INFORMATION GIVEN:
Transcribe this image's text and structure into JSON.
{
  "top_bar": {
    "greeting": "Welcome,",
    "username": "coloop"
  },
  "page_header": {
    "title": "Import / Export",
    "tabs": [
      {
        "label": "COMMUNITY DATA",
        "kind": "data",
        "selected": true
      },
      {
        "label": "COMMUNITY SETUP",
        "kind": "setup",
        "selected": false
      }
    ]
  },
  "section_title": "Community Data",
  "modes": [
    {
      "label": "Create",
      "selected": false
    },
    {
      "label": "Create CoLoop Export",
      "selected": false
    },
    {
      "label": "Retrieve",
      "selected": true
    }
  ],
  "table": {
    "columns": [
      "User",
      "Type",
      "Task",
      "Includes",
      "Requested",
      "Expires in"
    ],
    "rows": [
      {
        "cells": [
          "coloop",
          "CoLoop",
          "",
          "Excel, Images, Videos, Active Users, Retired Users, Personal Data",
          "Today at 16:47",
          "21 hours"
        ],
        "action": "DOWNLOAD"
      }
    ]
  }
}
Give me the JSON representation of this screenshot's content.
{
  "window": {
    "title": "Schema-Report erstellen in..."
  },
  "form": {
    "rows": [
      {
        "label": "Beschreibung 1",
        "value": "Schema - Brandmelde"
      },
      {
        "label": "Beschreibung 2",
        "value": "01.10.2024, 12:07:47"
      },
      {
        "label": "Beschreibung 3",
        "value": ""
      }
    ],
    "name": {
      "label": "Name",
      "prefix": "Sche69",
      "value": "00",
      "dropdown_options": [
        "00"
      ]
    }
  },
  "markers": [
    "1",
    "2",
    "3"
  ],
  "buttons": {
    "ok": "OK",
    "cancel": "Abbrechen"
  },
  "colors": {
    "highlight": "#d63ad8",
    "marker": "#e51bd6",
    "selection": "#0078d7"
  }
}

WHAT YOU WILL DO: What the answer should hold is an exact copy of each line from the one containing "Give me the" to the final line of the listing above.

EXERCISE OUTPUT:
Give me the JSON representation of this screenshot's content.
{
  "window": {
    "title": "Schema-Report erstellen in..."
  },
  "form": {
    "rows": [
      {
        "label": "Beschreibung 1",
        "value": "Schema - Brandmelde"
      },
      {
        "label": "Beschreibung 2",
        "value": "01.10.2024, 12:07:47"
      },
      {
        "label": "Beschreibung 3",
        "value": ""
      }
    ],
    "name": {
      "label": "Name",
      "prefix": "Sche69",
      "value": "00",
      "dropdown_options": [
        "00"
      ]
    }
  },
  "markers": [
    "1",
    "2",
    "3"
  ],
  "buttons": {
    "ok": "OK",
    "cancel": "Abbrechen"
  },
  "colors": {
    "highlight": "#d63ad8",
    "marker": "#e51bd6",
    "selection": "#0078d7"
  }
}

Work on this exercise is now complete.